-- Work request --
Return every entry exactly as written.

** Data to use follows **

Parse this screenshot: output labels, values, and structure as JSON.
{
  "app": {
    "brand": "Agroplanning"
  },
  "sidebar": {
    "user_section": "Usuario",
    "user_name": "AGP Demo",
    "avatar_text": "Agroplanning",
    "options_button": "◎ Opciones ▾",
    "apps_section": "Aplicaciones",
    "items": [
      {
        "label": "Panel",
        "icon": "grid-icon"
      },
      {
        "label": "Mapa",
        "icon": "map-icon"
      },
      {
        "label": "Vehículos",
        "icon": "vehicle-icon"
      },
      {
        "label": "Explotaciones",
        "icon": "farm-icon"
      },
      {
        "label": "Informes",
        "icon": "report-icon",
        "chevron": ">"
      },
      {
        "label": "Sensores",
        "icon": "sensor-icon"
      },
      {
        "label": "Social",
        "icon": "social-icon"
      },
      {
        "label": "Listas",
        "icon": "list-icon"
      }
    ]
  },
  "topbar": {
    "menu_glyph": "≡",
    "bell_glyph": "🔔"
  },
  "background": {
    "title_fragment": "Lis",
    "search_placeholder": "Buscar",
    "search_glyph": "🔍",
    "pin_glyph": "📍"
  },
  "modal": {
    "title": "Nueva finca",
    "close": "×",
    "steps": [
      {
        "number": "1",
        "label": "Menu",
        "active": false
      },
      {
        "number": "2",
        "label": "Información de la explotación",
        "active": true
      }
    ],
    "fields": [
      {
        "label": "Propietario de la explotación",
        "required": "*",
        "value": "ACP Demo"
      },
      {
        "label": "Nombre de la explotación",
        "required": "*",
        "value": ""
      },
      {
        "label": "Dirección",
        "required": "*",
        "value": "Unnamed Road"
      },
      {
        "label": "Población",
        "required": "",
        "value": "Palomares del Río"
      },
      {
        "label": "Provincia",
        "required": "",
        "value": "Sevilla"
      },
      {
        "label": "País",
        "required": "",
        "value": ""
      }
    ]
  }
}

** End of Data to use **

-- Answer to this problem --
Parse this screenshot: output labels, values, and structure as JSON.
{
  "app": {
    "brand": "Agroplanning"
  },
  "sidebar": {
    "user_section": "Usuario",
    "user_name": "AGP Demo",
    "avatar_text": "Agroplanning",
    "options_button": "◎ Opciones ▾",
    "apps_section": "Aplicaciones",
    "items": [
      {
        "label": "Panel",
        "icon": "grid-icon"
      },
      {
        "label": "Mapa",
        "icon": "map-icon"
      },
      {
        "label": "Vehículos",
        "icon": "vehicle-icon"
      },
      {
        "label": "Explotaciones",
        "icon": "farm-icon"
      },
      {
        "label": "Informes",
        "icon": "report-icon",
        "chevron": ">"
      },
      {
        "label": "Sensores",
        "icon": "sensor-icon"
      },
      {
        "label": "Social",
        "icon": "social-icon"
      },
      {
        "label": "Listas",
        "icon": "list-icon"
      }
    ]
  },
  "topbar": {
    "menu_glyph": "≡",
    "bell_glyph": "🔔"
  },
  "background": {
    "title_fragment": "Lis",
    "search_placeholder": "Buscar",
    "search_glyph": "🔍",
    "pin_glyph": "📍"
  },
  "modal": {
    "title": "Nueva finca",
    "close": "×",
    "steps": [
      {
        "number": "1",
        "label": "Menu",
        "active": false
      },
      {
        "number": "2",
        "label": "Información de la explotación",
        "active": true
      }
    ],
    "fields": [
      {
        "label": "Propietario de la explotación",
        "required": "*",
        "value": "ACP Demo"
      },
      {
        "label": "Nombre de la explotación",
        "required": "*",
        "value": ""
      },
      {
        "label": "Dirección",
        "required": "*",
        "value": "Unnamed Road"
      },
      {
        "label": "Población",
        "required": "",
        "value": "Palomares del Río"
      },
      {
        "label": "Provincia",
        "required": "",
        "value": "Sevilla"
      },
      {
        "label": "País",
        "required": "",
        "value": ""
      }
    ]
  }
}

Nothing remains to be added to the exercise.